=== Section Start ===
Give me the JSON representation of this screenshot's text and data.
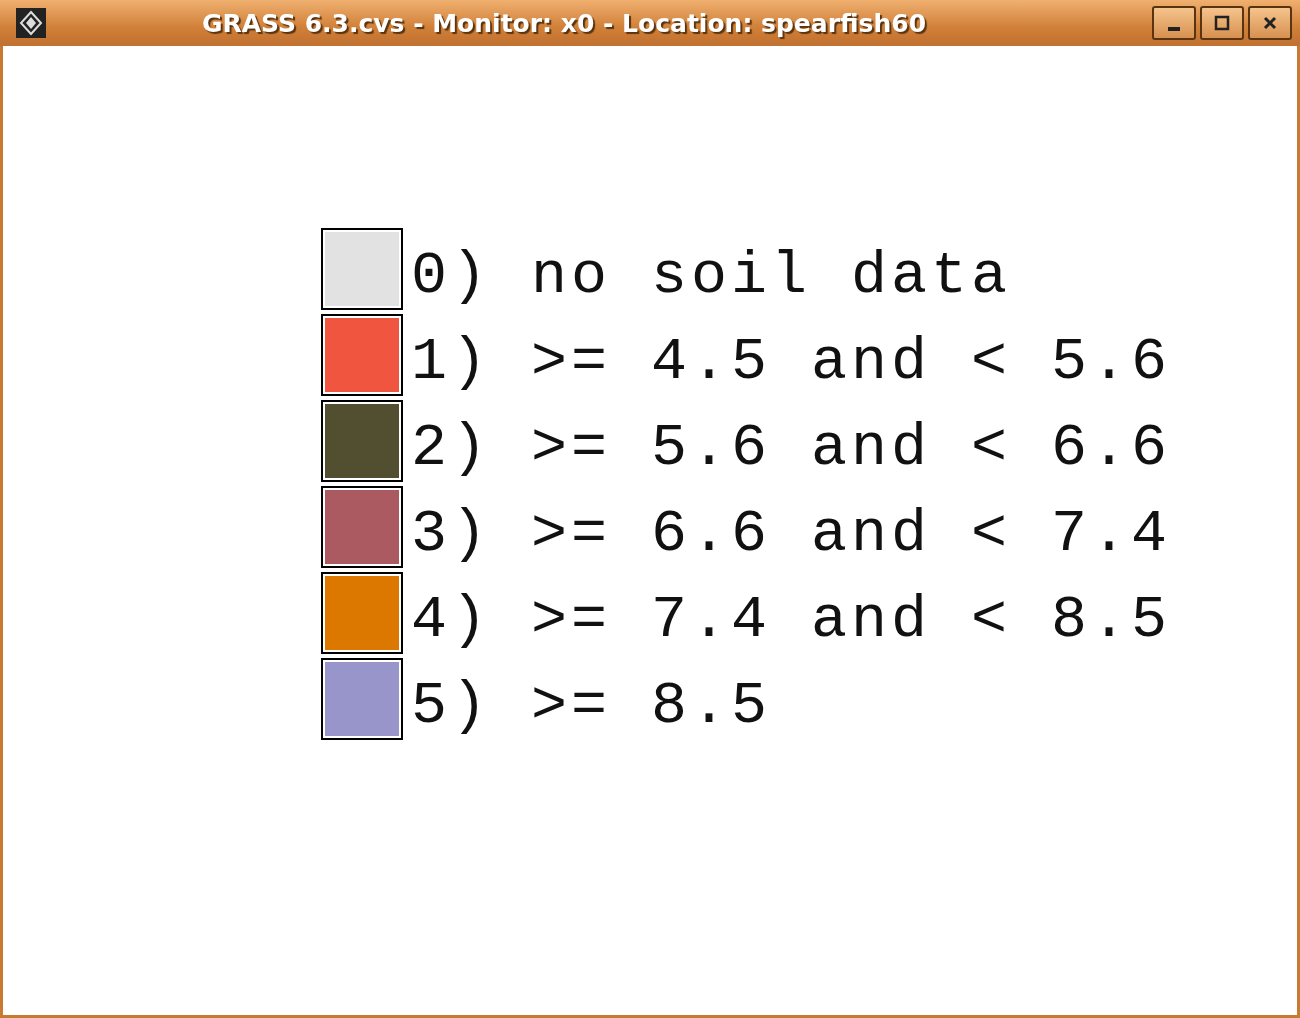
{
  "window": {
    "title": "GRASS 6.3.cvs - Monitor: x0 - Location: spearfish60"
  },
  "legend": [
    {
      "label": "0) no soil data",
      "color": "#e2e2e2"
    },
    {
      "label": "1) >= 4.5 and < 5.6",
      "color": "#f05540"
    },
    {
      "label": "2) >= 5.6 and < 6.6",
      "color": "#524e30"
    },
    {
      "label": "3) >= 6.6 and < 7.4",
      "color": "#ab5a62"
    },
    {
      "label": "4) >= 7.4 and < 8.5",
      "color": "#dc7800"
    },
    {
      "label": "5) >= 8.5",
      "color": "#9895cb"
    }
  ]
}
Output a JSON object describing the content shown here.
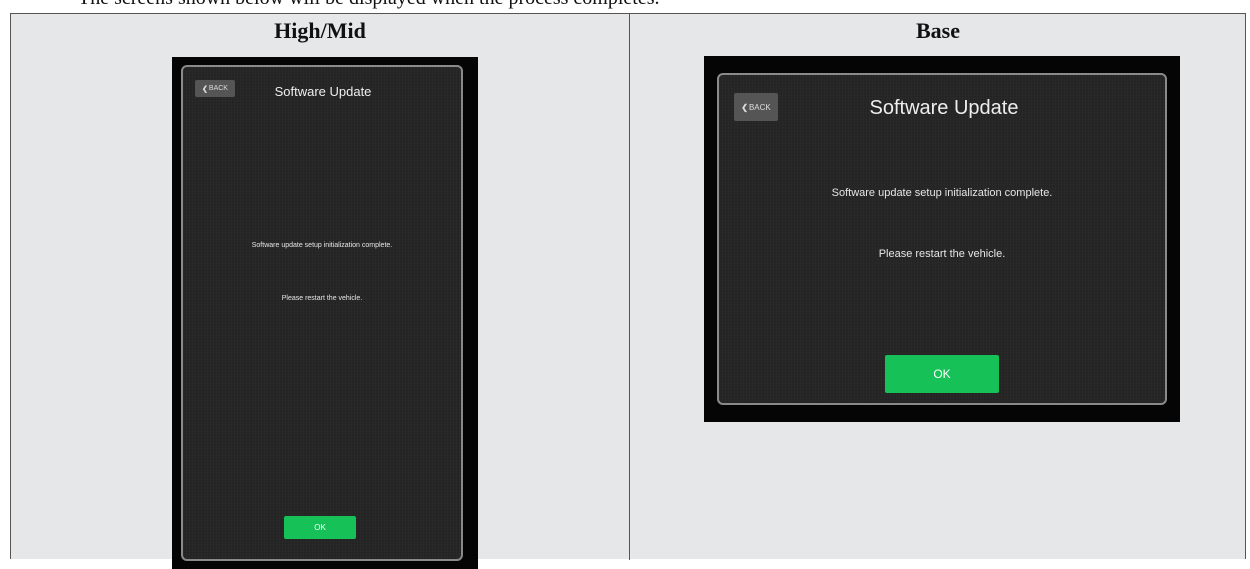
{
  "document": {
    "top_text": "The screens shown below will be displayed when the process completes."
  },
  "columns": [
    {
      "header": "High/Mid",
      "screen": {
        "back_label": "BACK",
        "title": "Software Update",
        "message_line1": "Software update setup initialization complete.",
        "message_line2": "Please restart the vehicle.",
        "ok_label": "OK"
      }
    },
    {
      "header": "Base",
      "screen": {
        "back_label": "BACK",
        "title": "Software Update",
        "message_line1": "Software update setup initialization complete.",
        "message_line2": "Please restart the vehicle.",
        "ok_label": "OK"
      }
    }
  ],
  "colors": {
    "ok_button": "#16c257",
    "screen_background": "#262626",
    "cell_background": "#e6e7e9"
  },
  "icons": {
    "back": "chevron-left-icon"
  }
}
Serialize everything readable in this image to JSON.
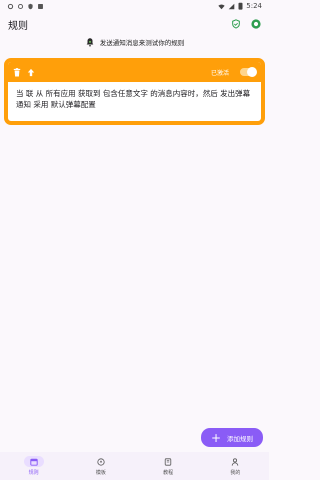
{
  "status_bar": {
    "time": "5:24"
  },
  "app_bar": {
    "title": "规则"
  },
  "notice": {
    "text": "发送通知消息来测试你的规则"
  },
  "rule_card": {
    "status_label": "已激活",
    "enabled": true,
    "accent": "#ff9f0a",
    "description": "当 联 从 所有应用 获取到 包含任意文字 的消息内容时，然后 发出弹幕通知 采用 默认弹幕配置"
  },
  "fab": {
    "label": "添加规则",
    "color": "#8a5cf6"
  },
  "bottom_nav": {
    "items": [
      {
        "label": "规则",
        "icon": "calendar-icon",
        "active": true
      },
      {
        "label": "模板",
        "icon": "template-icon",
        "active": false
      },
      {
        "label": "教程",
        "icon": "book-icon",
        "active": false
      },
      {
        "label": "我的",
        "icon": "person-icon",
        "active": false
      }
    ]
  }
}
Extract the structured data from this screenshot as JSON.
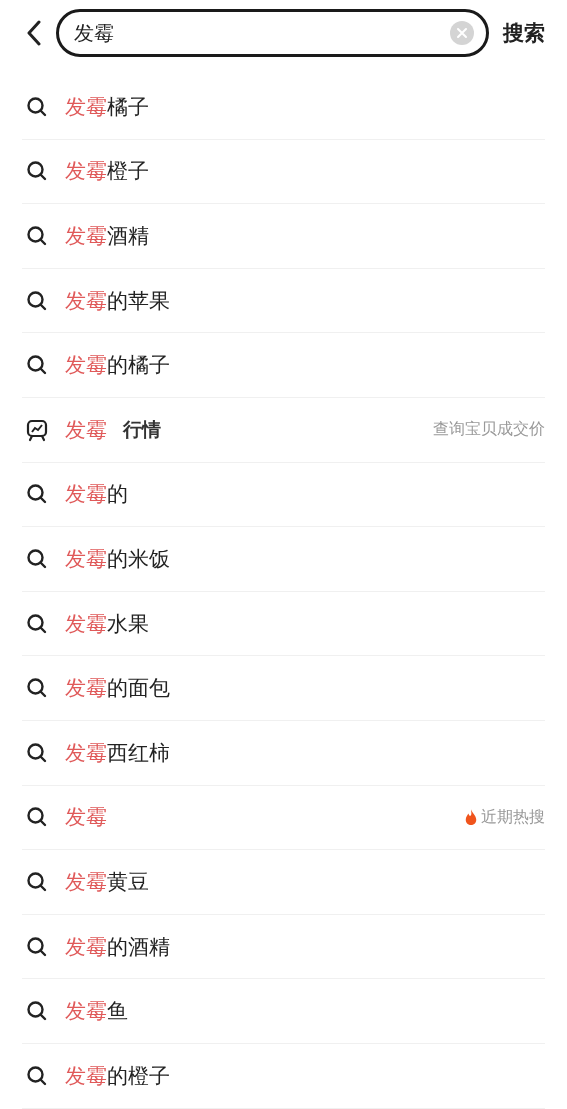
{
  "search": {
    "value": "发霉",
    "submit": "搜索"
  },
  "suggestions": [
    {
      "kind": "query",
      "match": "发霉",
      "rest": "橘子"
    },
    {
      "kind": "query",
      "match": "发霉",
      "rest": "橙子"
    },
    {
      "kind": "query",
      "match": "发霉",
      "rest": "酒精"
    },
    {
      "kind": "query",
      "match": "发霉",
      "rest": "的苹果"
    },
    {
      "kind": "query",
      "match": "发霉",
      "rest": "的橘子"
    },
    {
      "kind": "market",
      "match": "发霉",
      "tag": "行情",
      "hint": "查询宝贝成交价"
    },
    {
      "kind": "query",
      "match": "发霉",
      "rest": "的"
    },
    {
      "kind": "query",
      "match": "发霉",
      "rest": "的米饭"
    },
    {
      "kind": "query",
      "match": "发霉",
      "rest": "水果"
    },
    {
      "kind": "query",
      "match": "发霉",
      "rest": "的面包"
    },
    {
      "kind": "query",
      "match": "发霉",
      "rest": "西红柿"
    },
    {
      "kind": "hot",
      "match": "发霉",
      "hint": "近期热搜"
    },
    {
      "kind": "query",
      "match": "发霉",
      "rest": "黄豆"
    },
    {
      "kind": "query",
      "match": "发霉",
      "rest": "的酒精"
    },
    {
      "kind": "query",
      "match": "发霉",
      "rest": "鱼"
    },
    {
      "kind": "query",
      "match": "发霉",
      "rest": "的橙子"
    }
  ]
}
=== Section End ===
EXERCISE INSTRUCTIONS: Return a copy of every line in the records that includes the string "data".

ANSWER FOR THE TASK:
Give me the JSON representation of this screenshot's text and data.
      "label": "0) no soil data",
Extract the structured data from this screenshot as JSON.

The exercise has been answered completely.